xxviii

PREFACE xxix

stem cells to differentiate into specified functional cell types under given environmental conditions and how to integrate the stem cell-derived cells into the natural system.

Nature has established numerous barriers that prevent the transformation of stem and progenitor cells to specified cell types in developed adult systems, especially in the vital organs such as the brain, heart, and kidney, and thus hinder the regeneration of disordered or lost cells. To resolve such a problem, it is necessary to establish engineering strategies and technologies that alter the expression of specified genes and modulate the phenotypes of target cells, including stem and progenitor cells, and thus to break Nature’s barriers and induce appropriate regeneration of disordered or lost cells. Bioregenerative engineering is a discipline established for addressing these issues.

In definition, bioregenerative engineering is to induce, modulate, enhance, and/or control regenerative processes by using engineering approaches and thus to improve the restoration of the structure and function of disordered or lost cells, tissues, and organs. Although the term bioregenerative engineering has seldom been used, the concept of bioregenerative engineering has long been applied to regenerative medicine. Typical examples include the enhancement of stem cell proliferation and differentiation by transfecting cells with selected mitogenic genes, the elimination of an undesired function by knocking down or knocking out a selected gene, and the improvement of stem cell engraftment, migration, and differentiation by modulating the content, distribution, and pattern of extracellular matrix in a tissue or organ substitute. Given the nature of the discipline, bioregenerative engineering can be considered the engineering aspect of regenerative medicine.

For the past decade, extensive studies have been conducted and a large amount of information has been accumulated in the area of bioregenerative engineering. A reference that systematically summarizes the bioregenerative engineering literature may assist the readers to understand the principles of and design therapeutic strategies in bioregenerative engineering. It was the hope of the author that this book would serve as such a reference.

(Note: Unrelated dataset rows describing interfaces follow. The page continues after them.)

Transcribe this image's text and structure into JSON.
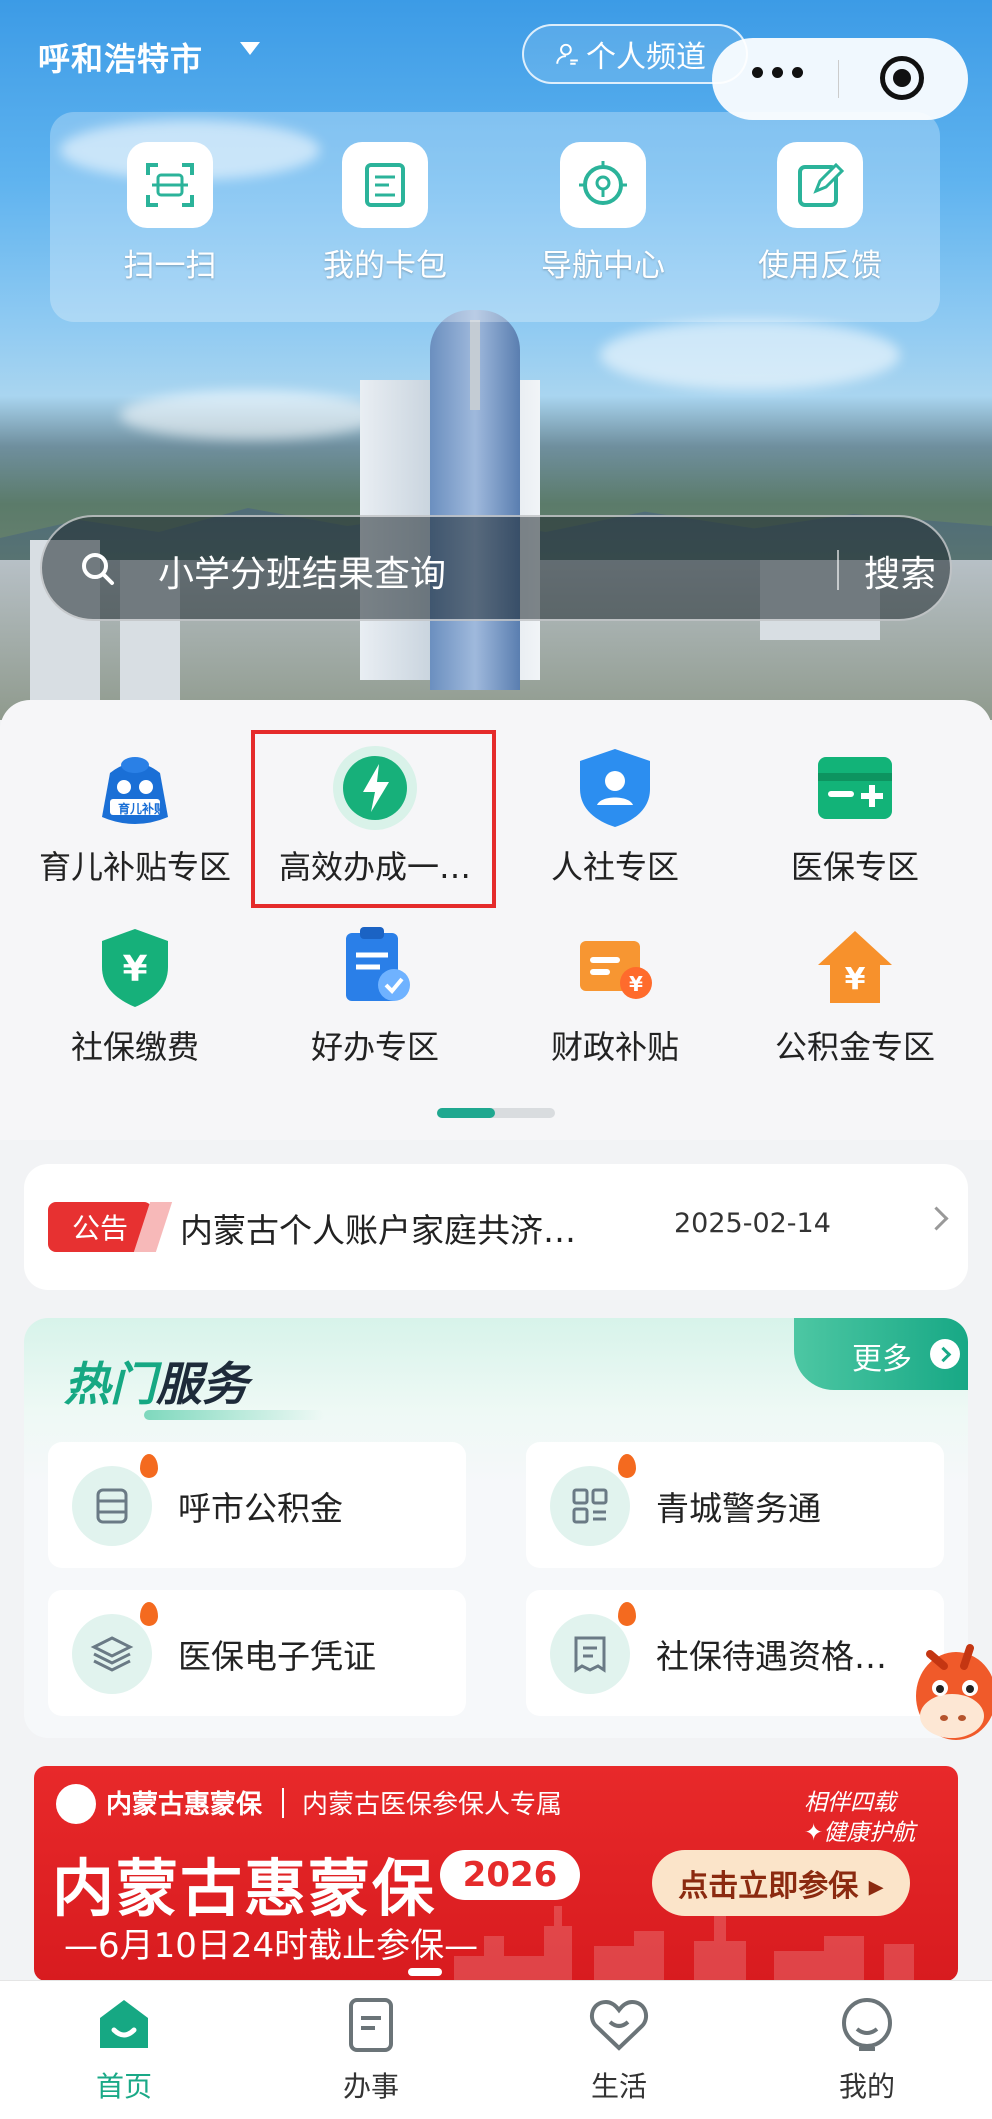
{
  "header": {
    "city": "呼和浩特市",
    "personal_channel": "个人频道"
  },
  "quick_actions": [
    {
      "label": "扫一扫",
      "icon": "scan-icon"
    },
    {
      "label": "我的卡包",
      "icon": "card-wallet-icon"
    },
    {
      "label": "导航中心",
      "icon": "navigation-icon"
    },
    {
      "label": "使用反馈",
      "icon": "feedback-icon"
    }
  ],
  "search": {
    "placeholder": "小学分班结果查询",
    "button": "搜索"
  },
  "service_grid": [
    {
      "label": "育儿补贴专区",
      "icon": "childcare-subsidy-icon",
      "badge": "育儿补贴"
    },
    {
      "label": "高效办成一…",
      "icon": "lightning-icon"
    },
    {
      "label": "人社专区",
      "icon": "hr-social-icon"
    },
    {
      "label": "医保专区",
      "icon": "medical-insurance-icon"
    },
    {
      "label": "社保缴费",
      "icon": "social-security-payment-icon"
    },
    {
      "label": "好办专区",
      "icon": "easy-handle-icon"
    },
    {
      "label": "财政补贴",
      "icon": "fiscal-subsidy-icon"
    },
    {
      "label": "公积金专区",
      "icon": "housing-fund-icon"
    }
  ],
  "notice": {
    "tag": "公告",
    "text": "内蒙古个人账户家庭共济…",
    "date": "2025-02-14"
  },
  "hot_services": {
    "title_a": "热门",
    "title_b": "服务",
    "more": "更多",
    "items": [
      {
        "label": "呼市公积金",
        "icon": "database-icon"
      },
      {
        "label": "青城警务通",
        "icon": "grid-apps-icon"
      },
      {
        "label": "医保电子凭证",
        "icon": "layers-icon"
      },
      {
        "label": "社保待遇资格…",
        "icon": "document-icon"
      }
    ]
  },
  "banner": {
    "brand": "内蒙古惠蒙保",
    "subtitle": "内蒙古医保参保人专属",
    "slogan_1": "相伴四载",
    "slogan_2": "✦健康护航",
    "title": "内蒙古惠蒙保",
    "year": "2026",
    "deadline": "—6月10日24时截止参保—",
    "cta": "点击立即参保 ▸"
  },
  "tabbar": [
    {
      "label": "首页",
      "icon": "home-icon",
      "active": true
    },
    {
      "label": "办事",
      "icon": "tasks-icon",
      "active": false
    },
    {
      "label": "生活",
      "icon": "heart-icon",
      "active": false
    },
    {
      "label": "我的",
      "icon": "profile-icon",
      "active": false
    }
  ],
  "colors": {
    "accent": "#1aa987",
    "notice_red": "#e73131",
    "highlight_box": "#e52b2b"
  }
}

The author would like to dedicate this book to his mother Jing-zhen Li, father Ding-an Liu, in-laws Tong Wu and Pei-lan Hou, wife Yu-hua Wu, daughter Diana Liu, and son Charley Liu for their sincere support for the work.

S. Q. LIU

March 9, 2006

Evanston, Illinois